Each performer sat on a chair at random intervals in the room, staring down at our laptops. Once given the signal, we all began frantically tapping at keys, the sounds of our data clashing throughout the space. We were doing this at the same moment in time, all making separate choices and expressions. I certainly wasn’t trying to synchronise my output with anyone else’s. The outcome was at first a confused yet pleasing drone, then eventually, after the addition of too many furiously added layers of conflicting information, an overload for the ears which appeared to stop having any impact / eliciting any kind of emotional response. It was bloody good fun – but probably better as a solo activity. You can use the technology to create a whole band sound, so why bother involving your mates?
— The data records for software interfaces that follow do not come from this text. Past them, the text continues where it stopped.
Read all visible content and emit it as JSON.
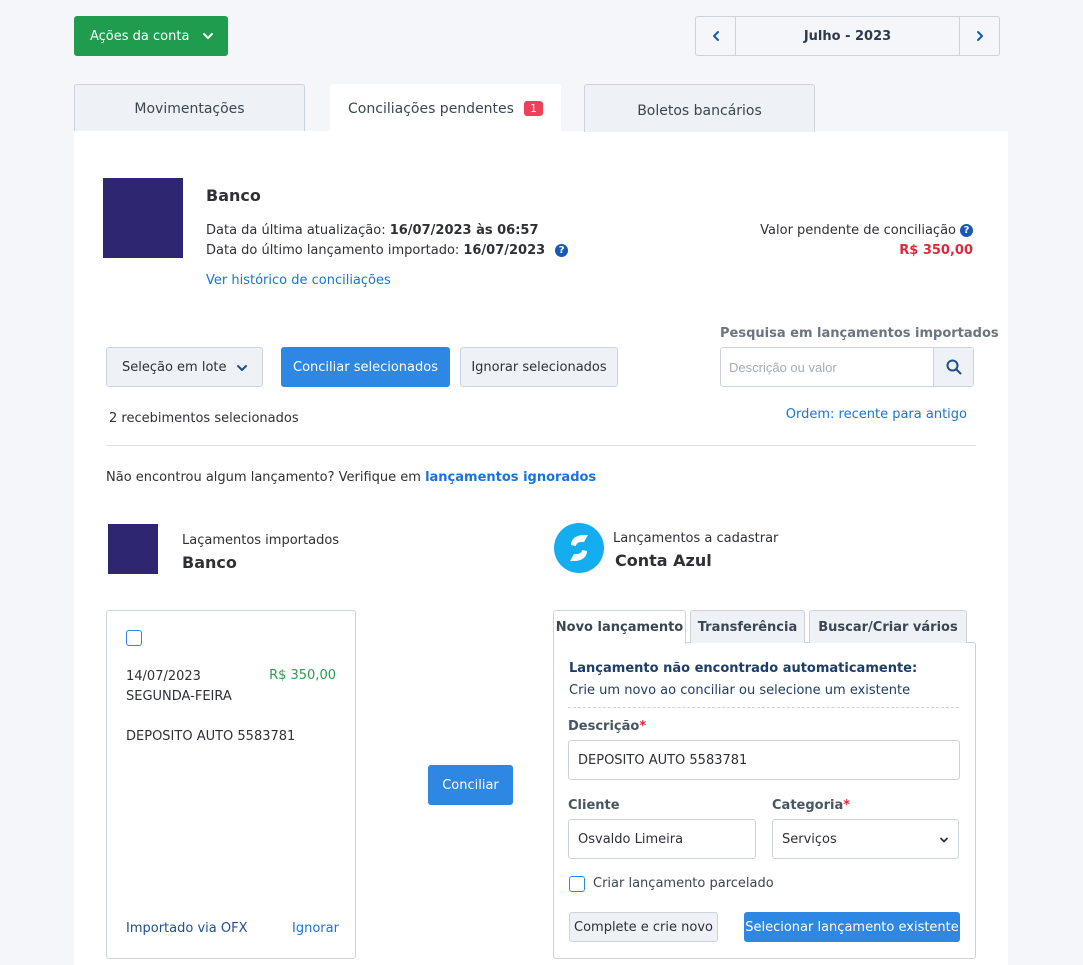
{
  "top": {
    "account_actions": "Ações da conta",
    "month_label": "Julho - 2023"
  },
  "tabs": [
    {
      "label": "Movimentações"
    },
    {
      "label": "Conciliações pendentes",
      "badge": "1"
    },
    {
      "label": "Boletos bancários"
    }
  ],
  "bank": {
    "name": "Banco",
    "last_update_label": "Data da última atualização:",
    "last_update_value": "16/07/2023 às 06:57",
    "last_import_label": "Data do último lançamento importado:",
    "last_import_value": "16/07/2023",
    "history_link": "Ver histórico de conciliações",
    "pending_label": "Valor pendente de conciliação",
    "pending_value": "R$ 350,00"
  },
  "toolbar": {
    "batch_select": "Seleção em lote",
    "reconcile_selected": "Conciliar selecionados",
    "ignore_selected": "Ignorar selecionados",
    "search_label": "Pesquisa em lançamentos importados",
    "search_placeholder": "Descrição ou valor",
    "selected_count": "2 recebimentos selecionados",
    "order": "Ordem: recente para antigo"
  },
  "ignored": {
    "text": "Não encontrou algum lançamento? Verifique em",
    "link": "lançamentos ignorados"
  },
  "columns": {
    "imported_label": "Laçamentos importados",
    "imported_bank": "Banco",
    "to_register_label": "Lançamentos a cadastrar",
    "to_register_name": "Conta Azul"
  },
  "transaction": {
    "date": "14/07/2023",
    "weekday": "SEGUNDA-FEIRA",
    "amount": "R$ 350,00",
    "description": "DEPOSITO AUTO 5583781",
    "imported_via": "Importado via OFX",
    "ignore": "Ignorar"
  },
  "reconcile_button": "Conciliar",
  "form": {
    "tabs": [
      {
        "label": "Novo lançamento"
      },
      {
        "label": "Transferência"
      },
      {
        "label": "Buscar/Criar vários"
      }
    ],
    "notice_title": "Lançamento não encontrado automaticamente:",
    "notice_sub": "Crie um novo ao conciliar ou selecione um existente",
    "description_label": "Descrição",
    "description_value": "DEPOSITO AUTO 5583781",
    "client_label": "Cliente",
    "client_value": "Osvaldo Limeira",
    "category_label": "Categoria",
    "category_value": "Serviços",
    "installment_label": "Criar lançamento parcelado",
    "complete_button": "Complete e crie novo",
    "select_existing_button": "Selecionar lançamento existente"
  },
  "colors": {
    "green": "#1f9c4e",
    "blue": "#2d87e3",
    "red": "#e0283f",
    "bank_logo": "#2e2670",
    "conta_azul_logo": "#14aef0"
  }
}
I noticed that the space between performers and the randomness of our decisions could have been a metaphorical illustration for all of those people out there, all over the world, staring into screens and changing the trajectory of their lives with the inputting of data. Perhaps we feel protected by the relative anonymity of hiding behind our computers in the safety of our homes. Perhaps we feel more secure about disclosing our private thoughts and emotions to strangers in this way because they are not judging the ‘real’ us, but the versions of us portrayed on websites, in messages, in carefully selected photographs. I felt far less nervous performing live code to an audience than I would have if asked to do some improvised singing – because I was restricted and therefore protected from personal disclosure to a large extent by the medium – in the same way social media restricts our portrayal of ourselves (e.g. Twitter: self expression in under 140 characters).
Imagine a probe-like sex machine hooked up to your computer, controlled online by other people. What??? Yeah. Apparently this was designed to aid closeness in long-distance relationships… hmmm. Oh, the indignity! I don’t know whether to laugh or despair. But if the games giants are getting involved there must be a huge market for it. What does that say about the way we connect? Perhaps that we need to get out more, meet real people and have physical, instead of desperate capitalism-feeding, virtual sex?
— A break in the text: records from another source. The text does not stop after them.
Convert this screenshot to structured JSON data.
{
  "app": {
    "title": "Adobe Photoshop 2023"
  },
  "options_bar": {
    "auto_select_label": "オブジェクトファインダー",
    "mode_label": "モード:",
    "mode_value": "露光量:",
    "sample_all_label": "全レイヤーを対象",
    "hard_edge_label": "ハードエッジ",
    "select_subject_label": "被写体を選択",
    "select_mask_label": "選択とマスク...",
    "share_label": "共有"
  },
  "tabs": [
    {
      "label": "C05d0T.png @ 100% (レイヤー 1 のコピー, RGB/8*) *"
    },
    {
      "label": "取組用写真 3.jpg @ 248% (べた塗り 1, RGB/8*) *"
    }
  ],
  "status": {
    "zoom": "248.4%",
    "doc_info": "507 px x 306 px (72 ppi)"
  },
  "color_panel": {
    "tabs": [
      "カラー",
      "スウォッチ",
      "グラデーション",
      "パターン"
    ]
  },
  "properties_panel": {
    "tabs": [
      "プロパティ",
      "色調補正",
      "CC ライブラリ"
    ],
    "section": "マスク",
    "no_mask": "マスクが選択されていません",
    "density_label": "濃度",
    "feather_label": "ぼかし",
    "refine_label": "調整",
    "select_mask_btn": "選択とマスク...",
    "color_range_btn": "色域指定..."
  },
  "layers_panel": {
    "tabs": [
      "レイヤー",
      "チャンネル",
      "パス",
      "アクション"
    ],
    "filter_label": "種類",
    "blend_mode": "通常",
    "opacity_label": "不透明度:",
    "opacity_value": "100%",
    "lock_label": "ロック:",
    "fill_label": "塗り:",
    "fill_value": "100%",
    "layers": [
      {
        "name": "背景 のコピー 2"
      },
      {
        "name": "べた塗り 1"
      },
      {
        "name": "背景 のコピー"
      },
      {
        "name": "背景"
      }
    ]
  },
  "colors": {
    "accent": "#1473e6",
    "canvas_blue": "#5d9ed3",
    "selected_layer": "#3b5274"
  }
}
This isn’t a Craig David song – I didn’t have any insights on Friday. I went dancing.
Anyway, I digress. Here are a load more questions we should probably be asking ourselves in order to keep our mentality and our relationships healthy within the current digital climate …
Does having constant instant access to my significant other via texts, emails, Skype, Facebook, Instagram, Facetime, Snapchat etc. make our communication clearer, more congruent, deeper, more fulfilling? Does ‘sexting’ and sending nude selfie’s enrich my lovelife? Does Internet dating sort the wheat from the chaff and enable data love-matches that translate positively to the world of the flesh or does the data I post better facilitate the world of online marketing? Has Internet pornography influenced the way I express myself sexually? How do the limitations of data language limit my ability to bond with others over distance?
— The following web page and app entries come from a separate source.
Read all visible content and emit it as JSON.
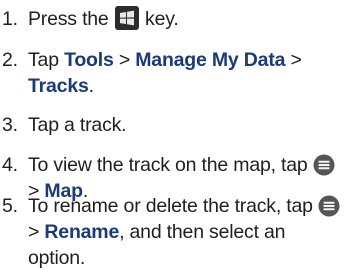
{
  "steps": [
    {
      "number": "1.",
      "parts": {
        "a": "Press the",
        "b": "key."
      },
      "icon": "windows-start-key-icon"
    },
    {
      "number": "2.",
      "parts": {
        "a": "Tap",
        "tools": "Tools",
        "sep1": ">",
        "manage": "Manage My Data",
        "sep2": ">",
        "tracks": "Tracks",
        "end": "."
      }
    },
    {
      "number": "3.",
      "text": "Tap a track."
    },
    {
      "number": "4.",
      "parts": {
        "a": "To view the track on the map, tap",
        "sep": ">",
        "map": "Map",
        "end": "."
      },
      "icon": "menu-key-icon"
    },
    {
      "number": "5.",
      "parts": {
        "a": "To rename or delete the track, tap",
        "sep": ">",
        "rename": "Rename",
        "b": ", and then select an option."
      },
      "icon": "menu-key-icon"
    }
  ],
  "colors": {
    "text": "#1f1f1f",
    "keyword": "#1b3a7a",
    "icon_dark": "#2c2c2c",
    "icon_menu": "#555555"
  }
}
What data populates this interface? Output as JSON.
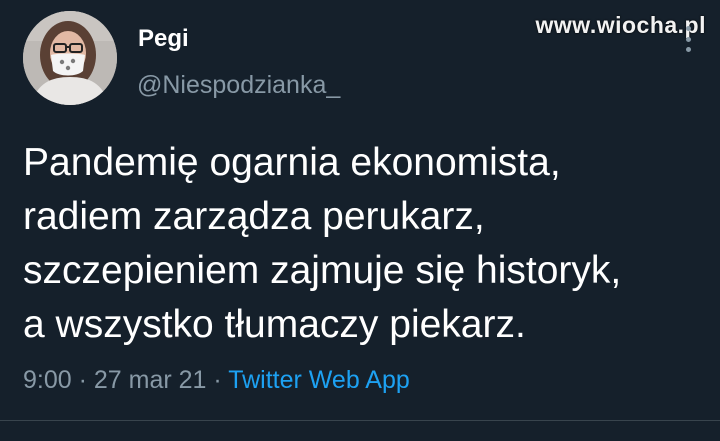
{
  "author": {
    "display_name": "Pegi",
    "handle": "@Niespodzianka_"
  },
  "watermark": "www.wiocha.pl",
  "tweet": {
    "lines": [
      "Pandemię ogarnia ekonomista,",
      "radiem zarządza perukarz,",
      "szczepieniem zajmuje się historyk,",
      "a wszystko tłumaczy piekarz."
    ],
    "time": "9:00",
    "separator_1": " · ",
    "date": "27 mar 21",
    "separator_2": " · ",
    "source": "Twitter Web App"
  },
  "colors": {
    "background": "#15202b",
    "secondary_text": "#8899a6",
    "link": "#1da1f2"
  },
  "icons": {
    "more": "more-vertical-icon"
  }
}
From other research into online relationships, I am coming closer to the conclusion that there really is no substitute for the real flesh and bone thing: however many YouTube links you send each other and cleverly worded emails – nothing bonds like shared experiences. Let’s make sure we still give ourselves time to be real, socialise, make love, travel and engage with nature – for the sake of our health, perspective and happiness. And let’s always bear in mind who has access to the data we share online and what they might be using it for.
By Rachel James